Whether or not yoga philosophy believes in God depends on the individual practitioner and the particular school of thought they follow. Yoga can be practiced by people with diverse religious and spiritual beliefs, as well as those who do not identify with any specific religion.
Why is yoga a philosophy?
Yoga is considered a philosophy because it encompasses more than just physical exercise or postures (asanas). It is a comprehensive system that addresses various aspects of human existence, including ethics, psychology, spirituality, and the pursuit of self-realization.
Yoga philosophy provides a framework for understanding the human condition and offers practical tools and techniques for personal growth, self-discovery, and inner transformation. It emphasizes self-discipline, self-study, mindfulness, ethical behavior, and the cultivation of virtues such as compassion, truthfulness, and non-violence.
Why should we study yoga philosophy?
Studying yoga philosophy can offer a range of benefits and enrich various aspects of our lives. Here are some reasons why studying yoga philosophy can be valuable:
- Deepening understanding: The philosophy of yoga provides a comprehensive framework for understanding the nature of reality, the human experience, and the mind-body connection. By studying yoga philosophy, we gain insights into profound philosophical concepts and gain a deeper understanding of ourselves and the world around us.
- Personal Growth: The philosophy of yoga offers practical tools and techniques for personal growth and self-improvement. It provides guidance on ethical behavior, self-discipline, mindfulness, and self-study. By applying these principles in our daily lives, we can cultivate positive qualities, develop inner strength, and improve our relationships with ourselves and others.

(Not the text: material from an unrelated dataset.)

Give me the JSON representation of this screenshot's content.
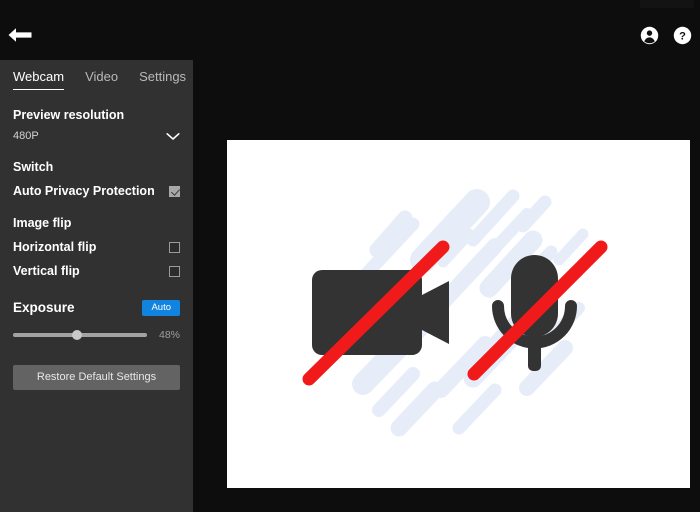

- Spiritual Exploration: The philosophy of yoga explores the nature of consciousness, the self, and the spiritual dimensions of life. It offers pathways to self-realization, enlightenment, and transcendence. By studying yoga philosophy, we can embark on a journey of spiritual exploration, deepen our connection to something greater than ourselves, and find meaning and purpose in our lives.
- Enhancing Yoga Practice: The philosophy of yoga provides a broader context and understanding of the practices and techniques involved in yoga. It helps us connect the physical postures (asanas), breath control (pranayama), meditation, and other yogic practices to their underlying philosophical principles.
- Stress Reduction and Well-being: The philosophy of yoga emphasizes mindfulness, meditation, and relaxation techniques that promote stress reduction and overall well-being. By studying yoga philosophy, we can learn valuable techniques for managing stress, finding inner peace, confronting our fears, and improving our mental and emotional well-being.
- Cultural Appreciation: The philosophy of yoga has deep roots in ancient Indian traditions and culture. By studying yoga philosophy, we can develop a greater appreciation and understanding of the historical and cultural context from which yoga emerged.
Ultimately, studying yoga philosophy allows us to go beyond the physical aspects of yoga and delve into its profound wisdom, practical teachings, and transformative potential. It can enrich our lives, broaden our perspectives, and guide us on a path of personal growth, self-discovery, and inner transformation.
Ready to learn more about the philosophy of yoga and how this ancient spiritual practice can enhance your life?
Then our yoga teacher training programs might be for you. Our students call them “transformational” and “life-changing” for a reason — it would be our honor to support you on your journey, too.